**Required action:**
For the listing below, report all lines that hold the word "autor".

START Records provided

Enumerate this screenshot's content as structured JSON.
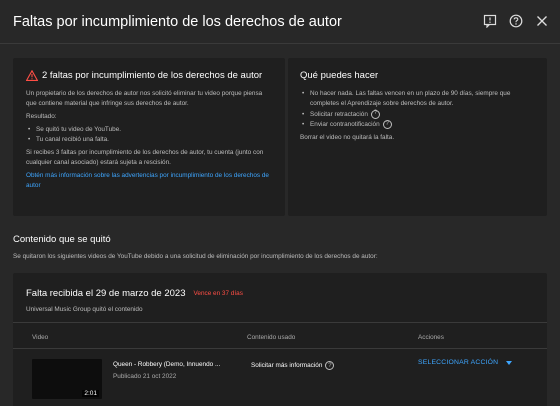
{
  "header": {
    "title": "Faltas por incumplimiento de los derechos de autor",
    "icons": [
      "feedback-icon",
      "help-icon",
      "close-icon"
    ]
  },
  "left_card": {
    "title": "2 faltas por incumplimiento de los derechos de autor",
    "intro": "Un propietario de los derechos de autor nos solicitó eliminar tu video porque piensa que contiene material que infringe sus derechos de autor.",
    "result_label": "Resultado:",
    "results": [
      "Se quitó tu video de YouTube.",
      "Tu canal recibió una falta."
    ],
    "warning": "Si recibes 3 faltas por incumplimiento de los derechos de autor, tu cuenta (junto con cualquier canal asociado) estará sujeta a rescisión.",
    "link": "Obtén más información sobre las advertencias por incumplimiento de los derechos de autor"
  },
  "right_card": {
    "title": "Qué puedes hacer",
    "options": [
      "No hacer nada. Las faltas vencen en un plazo de 90 días, siempre que completes el Aprendizaje sobre derechos de autor.",
      "Solicitar retractación",
      "Enviar contranotificación"
    ],
    "footer": "Borrar el video no quitará la falta."
  },
  "removed_section": {
    "title": "Contenido que se quitó",
    "description": "Se quitaron los siguientes videos de YouTube debido a una solicitud de eliminación por incumplimiento de los derechos de autor:"
  },
  "strike": {
    "title": "Falta recibida el 29 de marzo de 2023",
    "badge": "Vence en 37 días",
    "owner": "Universal Music Group quitó el contenido",
    "columns": {
      "video": "Video",
      "content_used": "Contenido usado",
      "actions": "Acciones"
    },
    "row": {
      "video_title": "Queen - Robbery (Demo, Innuendo ...",
      "published": "Publicado 21 oct 2022",
      "duration": "2:01",
      "content_used": "Solicitar más información",
      "action": "SELECCIONAR ACCIÓN"
    }
  },
  "colors": {
    "background": "#282828",
    "card": "#1f1f1f",
    "link": "#3ea6ff",
    "warning": "#ff4e45"
  }
}
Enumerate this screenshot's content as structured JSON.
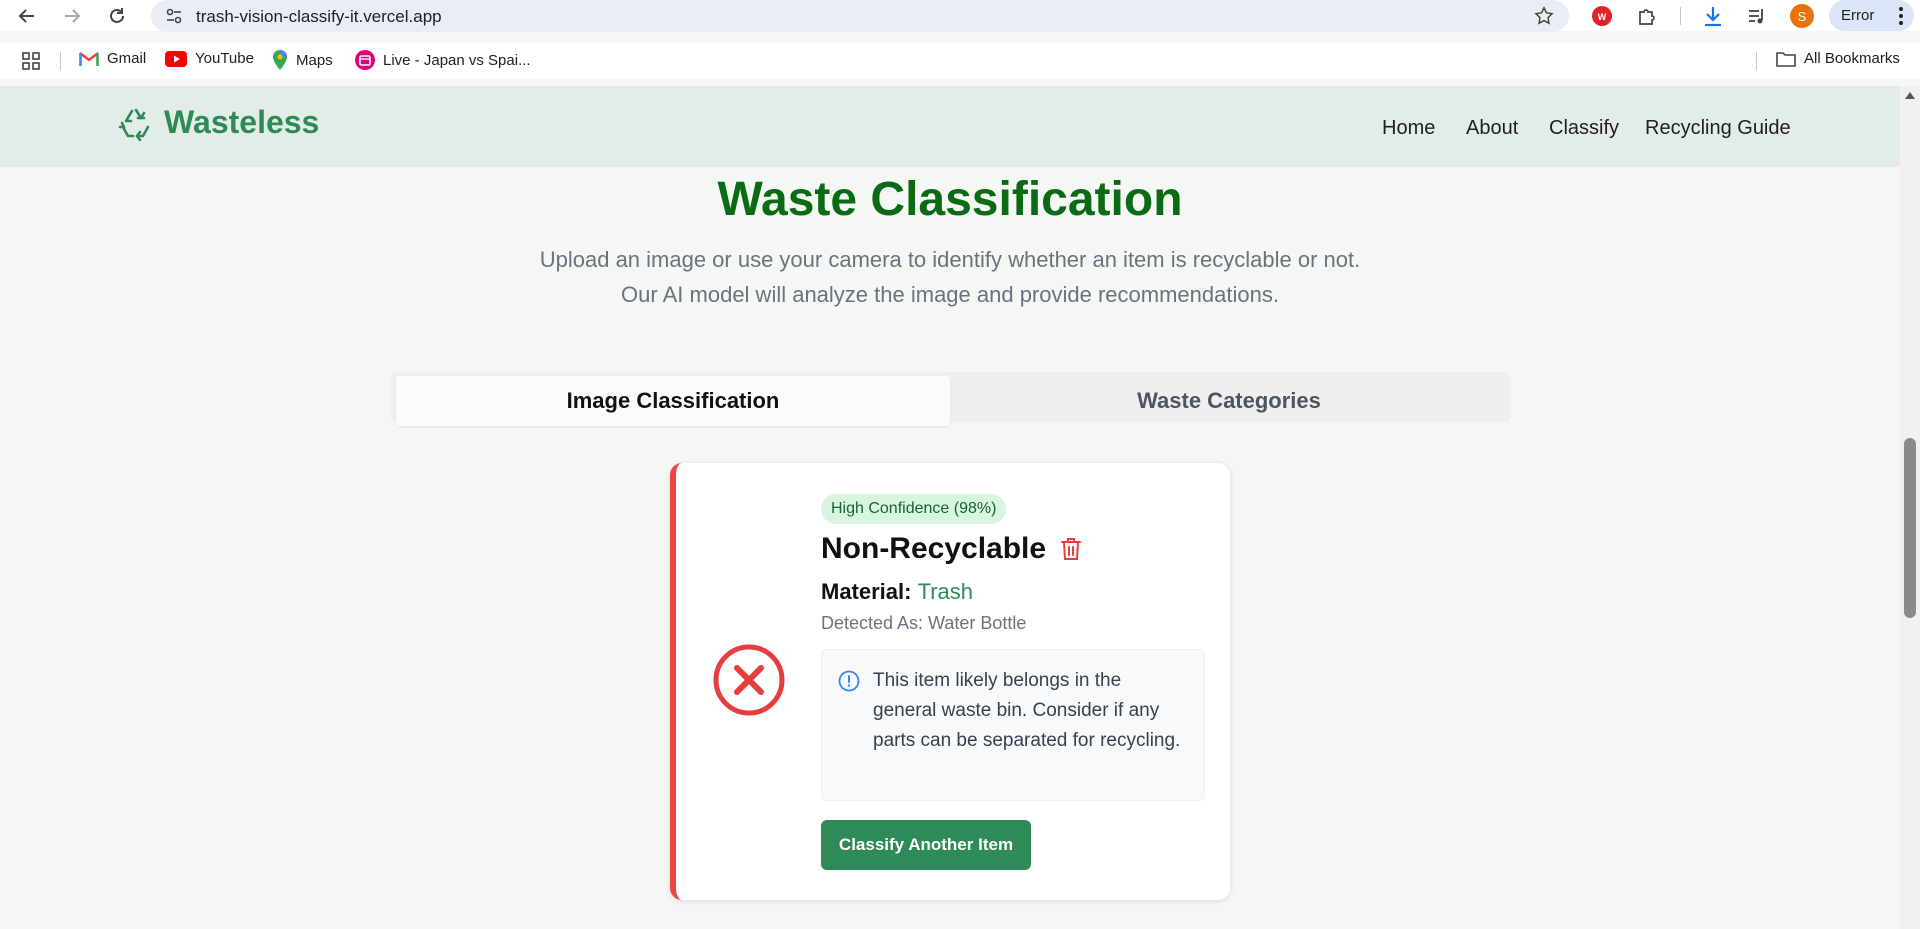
{
  "browser": {
    "url": "trash-vision-classify-it.vercel.app",
    "profile_initial": "S",
    "profile_label": "Error",
    "ext_badge": "W"
  },
  "bookmarks": [
    {
      "label": "Gmail"
    },
    {
      "label": "YouTube"
    },
    {
      "label": "Maps"
    },
    {
      "label": "Live - Japan vs Spai..."
    }
  ],
  "all_bookmarks_label": "All Bookmarks",
  "app": {
    "brand": "Wasteless",
    "nav": [
      "Home",
      "About",
      "Classify",
      "Recycling Guide"
    ]
  },
  "page": {
    "title": "Waste Classification",
    "subtitle_line1": "Upload an image or use your camera to identify whether an item is recyclable or not.",
    "subtitle_line2": "Our AI model will analyze the image and provide recommendations."
  },
  "tabs": [
    {
      "label": "Image Classification",
      "active": true
    },
    {
      "label": "Waste Categories",
      "active": false
    }
  ],
  "result": {
    "confidence": "High Confidence (98%)",
    "status": "Non-Recyclable",
    "material_label": "Material:",
    "material_value": "Trash",
    "detected": "Detected As: Water Bottle",
    "info": "This item likely belongs in the general waste bin. Consider if any parts can be separated for recycling.",
    "cta": "Classify Another Item"
  },
  "colors": {
    "brand_green": "#2e8b57",
    "title_green": "#0b6b14",
    "danger_red": "#e53e3e"
  }
}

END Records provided

**Response to the task:**
    "title": "Faltas por incumplimiento de los derechos de autor",
    "title": "2 faltas por incumplimiento de los derechos de autor",
    "intro": "Un propietario de los derechos de autor nos solicitó eliminar tu video porque piensa que contiene material que infringe sus derechos de autor.",
    "warning": "Si recibes 3 faltas por incumplimiento de los derechos de autor, tu cuenta (junto con cualquier canal asociado) estará sujeta a rescisión.",
    "link": "Obtén más información sobre las advertencias por incumplimiento de los derechos de autor"
      "No hacer nada. Las faltas vencen en un plazo de 90 días, siempre que completes el Aprendizaje sobre derechos de autor.",
    "description": "Se quitaron los siguientes videos de YouTube debido a una solicitud de eliminación por incumplimiento de los derechos de autor:"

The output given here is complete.